Fifth Third Bancorp : Fintech Startup Moves Toward Listing -- WSJ
GreenSky could raise $1 billion in an online lending sector that has seen few listings
By Peter Rudegeair and Maureen Farrell
This article is being republished as part of our daily reproduction of WSJ.com articles that also appeared in the U.S. print edition of The Wall Street Journal (April 3, 2018).
Financial-technology firm GreenSky LLC has confidentially filed paperwork with the Securities and Exchange Commission for a sizable initial public offering that could come as soon as this summer, according to people familiar with the matter.
The Atlanta company, which operates a lending platform that enables retailers, health-care providers and home contractors to offer loans to their customers, could seek to raise $1 billion at a valuation of roughly $5 billion, some of the people said.
An IPO of GreenSky, backed by a number of Wall Street heavyweights, would end the drought in IPOs of financial-technology companies.
There is no guarantee GreenSky will proceed with an IPO. It may do another private share sale instead of a listing, some the people said.
Despite the large amount of financing that private investors have poured into lending startups, IPOs have been rare in recent years due in part to concerns around rising defaults among their borrowers and increased competition.
And those that have tapped the public markets have struggled. Shares in online lenders LendingClub Corp. and On Deck Capital Inc. were recently down 86% and 77%, respectively, from their IPO prices when they debuted in December 2014.
If GreenSky manages to raise $1 billion in a debut, it would be in rare company. Since 2015, just six U.S.-listed technology companies have raised that much or more, according to data provider Dealogic.

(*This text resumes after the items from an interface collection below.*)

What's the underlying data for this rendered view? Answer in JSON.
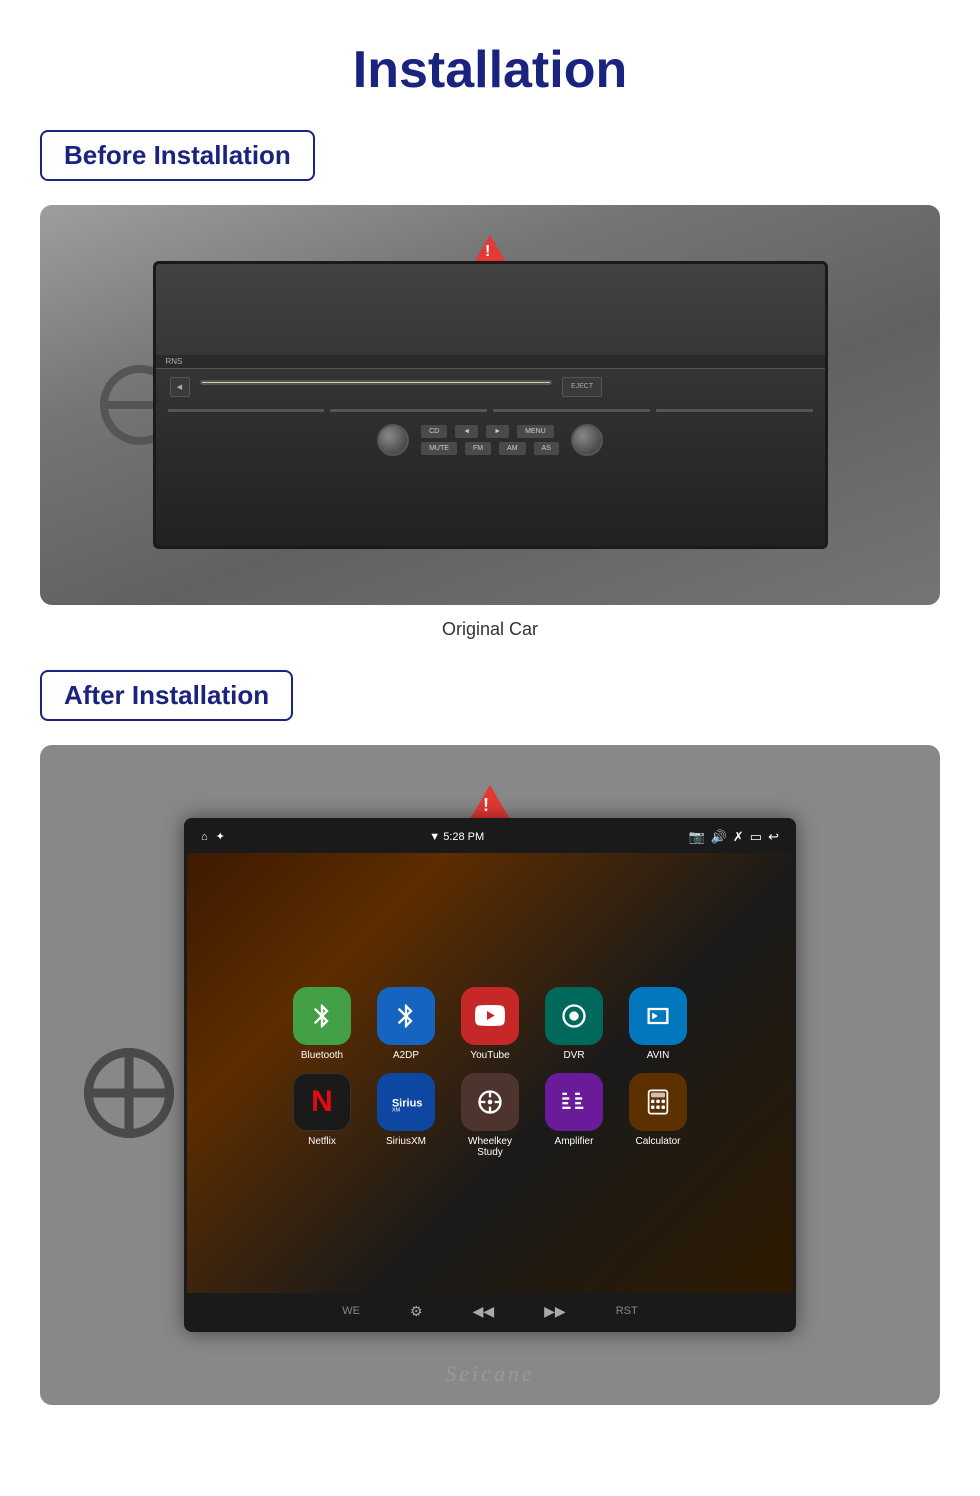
{
  "page": {
    "title": "Installation",
    "before_label": "Before Installation",
    "after_label": "After Installation",
    "caption": "Original Car",
    "brand": "Seicane"
  },
  "status_bar": {
    "signal": "▼",
    "time": "5:28 PM",
    "icons": [
      "📷",
      "🔊",
      "✗",
      "▭",
      "↩"
    ]
  },
  "apps_row1": [
    {
      "label": "Bluetooth",
      "bg": "green",
      "icon": "🔵"
    },
    {
      "label": "A2DP",
      "bg": "blue",
      "icon": "🔷"
    },
    {
      "label": "YouTube",
      "bg": "red",
      "icon": "▶"
    },
    {
      "label": "DVR",
      "bg": "purple",
      "icon": "⊙"
    },
    {
      "label": "AVIN",
      "bg": "teal",
      "icon": "⬚"
    }
  ],
  "apps_row2": [
    {
      "label": "Netflix",
      "bg": "netflix",
      "icon": "N"
    },
    {
      "label": "SiriusXM",
      "bg": "sirius",
      "icon": "S"
    },
    {
      "label": "Wheelkey Study",
      "bg": "wheelkey",
      "icon": "⊕"
    },
    {
      "label": "Amplifier",
      "bg": "amplifier",
      "icon": "▦"
    },
    {
      "label": "Calculator",
      "bg": "calculator",
      "icon": "▤"
    }
  ],
  "nav_bar": {
    "icons": [
      "we",
      "⚙",
      "◀◀",
      "▶▶",
      "RST"
    ]
  }
}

Last year, GreenSky was in talks to go public through an acquisition by CF Corp., a "black-check" company run by former Blackstone Group LP partner Chinh Chu, but the talks ultimately fizzled, according to a person familiar with the matter.
Companies now have the option to file an initial draft of their IPO prospectus with regulators and make adjustments before unveiling it publicly.
While Wall Street investors have been wary of LendingClub and On Deck Capital, GreenSky's business model has clear distinctions. Unlike those companies, GreenSky doesn't make loans directly. It arranges financing of up to $55,000 for customers of home-improvement retailers such as Home Depot Inc. and over 16,000 other merchants and service providers. A network of banks, including Fifth Third Bancorp, SunTrust Banks Inc. and Regions Financial Corp., fund the loans and hold them on their balance sheets.
As a private company, GreenSky doesn't release financial metrics but Moody's Investors Service said in a recent report that the company's projected annual revenue was over $400 million and expected to increase by more than 20% in the next year. GreenSky is on track to generate more than $200 million in earnings before interest, taxes, depreciation and amortization in 2018, people familiar with the matter said.
In late 2017, GreenSky raised $200 million from Pacific Investment Management Co. in a deal that valued the company at nearly $4.5 billion, The Wall Street Journal previously reported. Earlier investors in GreenSky include Fifth Third, asset managers TPG and Wellington Management Co. and venture-capital firms DST Global and QED Partners.
A successful IPO of GreenSky could encourage a host of fintech companies that have been weighing public offerings to move forward.
U.K.-based online lender Funding Circle Ltd. is considering an IPO this year on the London Stock Exchange, and Dutch payments company Adyen BV is weighing a listing this year on the New York Stock Exchange.
Write to Peter Rudegeair at Peter.Rudegeair@wsj.com and Maureen Farrell at firstname.lastname@example.org